Problem requirements -
When a line in the records contains the string "Smokyz", copy that line.

##### Records provided #####

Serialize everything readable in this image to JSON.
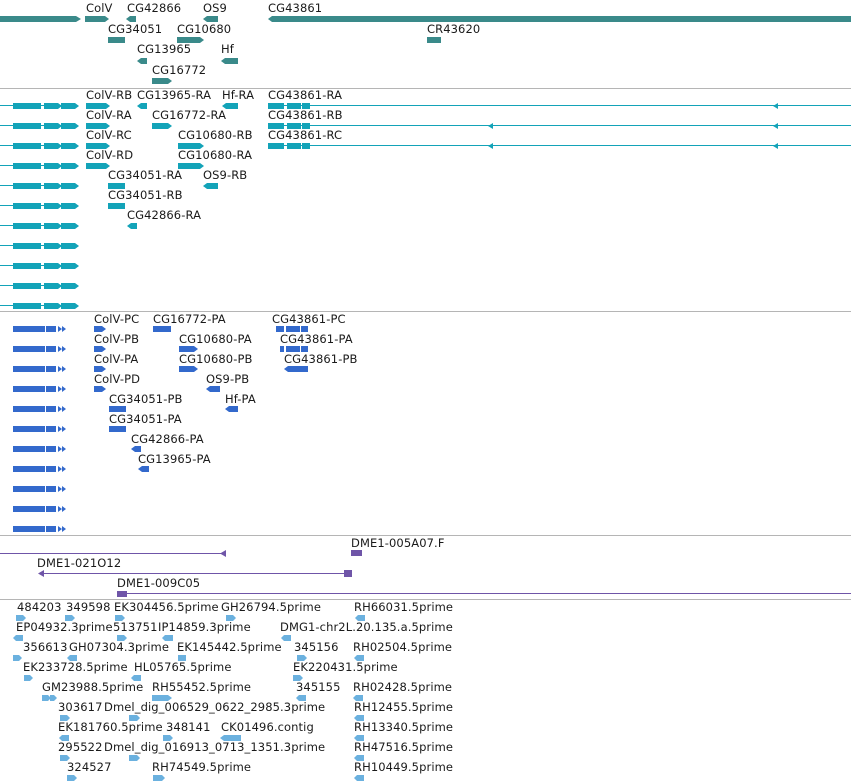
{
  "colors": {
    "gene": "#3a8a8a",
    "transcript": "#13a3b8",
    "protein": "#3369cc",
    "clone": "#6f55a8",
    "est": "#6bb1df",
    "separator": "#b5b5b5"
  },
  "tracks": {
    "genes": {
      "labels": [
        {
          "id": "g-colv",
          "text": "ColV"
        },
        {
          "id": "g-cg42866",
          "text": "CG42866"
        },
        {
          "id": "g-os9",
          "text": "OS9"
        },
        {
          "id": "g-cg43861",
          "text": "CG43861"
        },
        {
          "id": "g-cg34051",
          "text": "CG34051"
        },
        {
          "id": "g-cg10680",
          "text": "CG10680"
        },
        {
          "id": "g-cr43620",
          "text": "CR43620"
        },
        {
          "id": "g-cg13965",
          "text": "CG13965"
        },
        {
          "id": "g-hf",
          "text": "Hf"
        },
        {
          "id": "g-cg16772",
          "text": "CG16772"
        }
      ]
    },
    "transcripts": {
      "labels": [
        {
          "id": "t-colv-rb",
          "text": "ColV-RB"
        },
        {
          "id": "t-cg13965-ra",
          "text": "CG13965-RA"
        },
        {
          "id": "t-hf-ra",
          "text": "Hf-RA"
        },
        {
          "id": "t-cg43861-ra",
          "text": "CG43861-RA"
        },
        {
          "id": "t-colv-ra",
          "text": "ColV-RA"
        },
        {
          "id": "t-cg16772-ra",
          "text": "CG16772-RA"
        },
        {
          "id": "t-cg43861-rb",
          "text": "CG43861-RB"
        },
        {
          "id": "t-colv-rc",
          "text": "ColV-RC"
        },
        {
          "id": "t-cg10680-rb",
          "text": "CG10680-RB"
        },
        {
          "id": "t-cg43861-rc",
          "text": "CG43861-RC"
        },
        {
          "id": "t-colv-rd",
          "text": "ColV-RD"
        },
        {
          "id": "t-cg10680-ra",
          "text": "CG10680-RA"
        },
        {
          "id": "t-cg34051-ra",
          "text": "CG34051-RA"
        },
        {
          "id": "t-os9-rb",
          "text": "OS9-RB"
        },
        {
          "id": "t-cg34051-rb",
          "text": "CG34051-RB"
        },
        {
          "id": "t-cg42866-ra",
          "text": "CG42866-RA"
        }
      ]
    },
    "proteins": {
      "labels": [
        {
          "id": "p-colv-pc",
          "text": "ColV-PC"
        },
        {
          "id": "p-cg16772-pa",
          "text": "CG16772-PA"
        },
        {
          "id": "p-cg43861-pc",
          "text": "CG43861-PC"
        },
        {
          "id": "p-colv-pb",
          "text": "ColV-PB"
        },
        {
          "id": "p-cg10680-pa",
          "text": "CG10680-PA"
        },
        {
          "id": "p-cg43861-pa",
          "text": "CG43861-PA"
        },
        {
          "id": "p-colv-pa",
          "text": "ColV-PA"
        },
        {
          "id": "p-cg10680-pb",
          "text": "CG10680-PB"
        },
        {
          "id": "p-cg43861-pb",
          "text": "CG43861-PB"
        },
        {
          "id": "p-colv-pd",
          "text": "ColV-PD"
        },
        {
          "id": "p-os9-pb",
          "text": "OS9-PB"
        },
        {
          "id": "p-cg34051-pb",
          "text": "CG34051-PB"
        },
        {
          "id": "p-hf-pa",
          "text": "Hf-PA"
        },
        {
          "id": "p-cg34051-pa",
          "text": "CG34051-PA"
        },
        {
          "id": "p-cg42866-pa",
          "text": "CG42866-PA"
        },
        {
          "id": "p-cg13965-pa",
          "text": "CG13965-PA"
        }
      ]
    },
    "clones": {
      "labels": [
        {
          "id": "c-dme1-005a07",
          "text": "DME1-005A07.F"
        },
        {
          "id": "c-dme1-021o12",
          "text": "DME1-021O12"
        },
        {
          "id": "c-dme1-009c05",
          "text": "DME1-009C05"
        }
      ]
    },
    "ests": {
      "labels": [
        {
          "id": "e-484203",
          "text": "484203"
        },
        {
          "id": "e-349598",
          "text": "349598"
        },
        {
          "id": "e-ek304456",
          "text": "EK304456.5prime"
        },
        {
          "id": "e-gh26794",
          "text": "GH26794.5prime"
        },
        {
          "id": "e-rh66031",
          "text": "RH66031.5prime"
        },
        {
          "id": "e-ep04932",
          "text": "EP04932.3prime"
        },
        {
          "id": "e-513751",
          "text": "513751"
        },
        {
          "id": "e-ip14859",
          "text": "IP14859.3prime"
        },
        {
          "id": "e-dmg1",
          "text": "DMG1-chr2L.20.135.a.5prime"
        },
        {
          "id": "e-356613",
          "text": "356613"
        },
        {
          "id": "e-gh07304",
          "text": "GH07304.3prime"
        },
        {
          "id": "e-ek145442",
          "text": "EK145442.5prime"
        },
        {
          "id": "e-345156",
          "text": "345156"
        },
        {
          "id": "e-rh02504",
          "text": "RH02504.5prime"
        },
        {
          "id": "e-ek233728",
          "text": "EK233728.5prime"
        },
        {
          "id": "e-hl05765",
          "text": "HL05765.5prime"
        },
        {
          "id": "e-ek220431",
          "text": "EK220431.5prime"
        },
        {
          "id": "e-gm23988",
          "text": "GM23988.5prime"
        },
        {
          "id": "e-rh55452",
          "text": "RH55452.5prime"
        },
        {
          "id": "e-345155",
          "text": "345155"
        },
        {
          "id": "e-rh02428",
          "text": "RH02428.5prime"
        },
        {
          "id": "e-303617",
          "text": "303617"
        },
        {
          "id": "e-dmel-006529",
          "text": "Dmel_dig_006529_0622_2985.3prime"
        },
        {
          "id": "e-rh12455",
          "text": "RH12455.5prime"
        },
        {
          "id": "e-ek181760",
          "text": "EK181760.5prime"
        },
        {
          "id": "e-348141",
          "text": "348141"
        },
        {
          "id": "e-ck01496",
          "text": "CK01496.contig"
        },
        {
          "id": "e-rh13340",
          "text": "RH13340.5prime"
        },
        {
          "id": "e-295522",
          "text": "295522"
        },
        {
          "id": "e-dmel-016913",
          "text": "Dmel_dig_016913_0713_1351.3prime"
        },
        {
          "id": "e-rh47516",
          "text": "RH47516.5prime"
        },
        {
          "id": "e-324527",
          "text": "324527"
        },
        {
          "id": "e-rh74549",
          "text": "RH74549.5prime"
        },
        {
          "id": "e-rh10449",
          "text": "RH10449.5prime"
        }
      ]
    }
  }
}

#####
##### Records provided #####

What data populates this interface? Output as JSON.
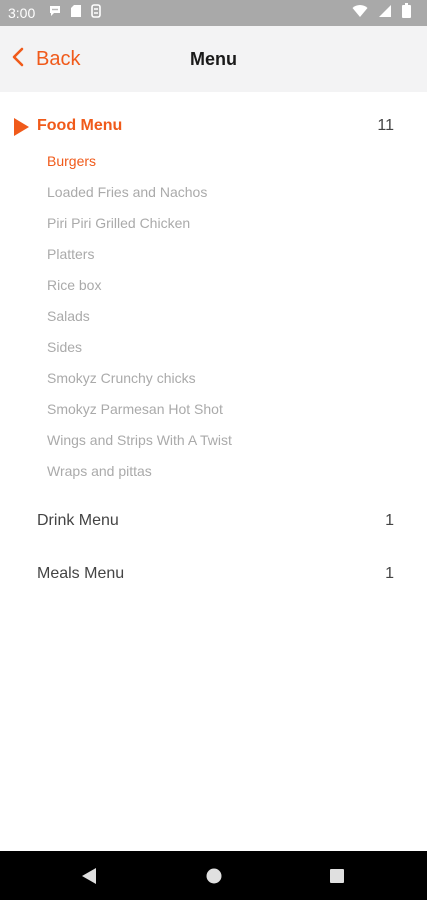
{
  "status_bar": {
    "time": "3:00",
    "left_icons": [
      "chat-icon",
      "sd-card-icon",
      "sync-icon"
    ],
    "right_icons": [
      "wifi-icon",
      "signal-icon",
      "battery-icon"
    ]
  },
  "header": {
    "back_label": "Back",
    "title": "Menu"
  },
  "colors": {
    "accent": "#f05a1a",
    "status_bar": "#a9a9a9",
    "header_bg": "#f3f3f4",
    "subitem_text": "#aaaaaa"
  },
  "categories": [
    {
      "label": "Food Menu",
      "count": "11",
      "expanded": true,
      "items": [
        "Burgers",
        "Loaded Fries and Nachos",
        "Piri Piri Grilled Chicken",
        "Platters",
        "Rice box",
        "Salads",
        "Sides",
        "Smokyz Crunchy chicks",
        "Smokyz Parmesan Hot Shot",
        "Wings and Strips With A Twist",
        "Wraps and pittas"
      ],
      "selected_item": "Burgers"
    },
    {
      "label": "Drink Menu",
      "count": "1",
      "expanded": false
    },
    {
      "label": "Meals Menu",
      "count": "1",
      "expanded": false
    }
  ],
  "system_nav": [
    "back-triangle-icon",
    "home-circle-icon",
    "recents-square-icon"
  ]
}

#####

Response to the task -
        "Smokyz Crunchy chicks",
        "Smokyz Parmesan Hot Shot",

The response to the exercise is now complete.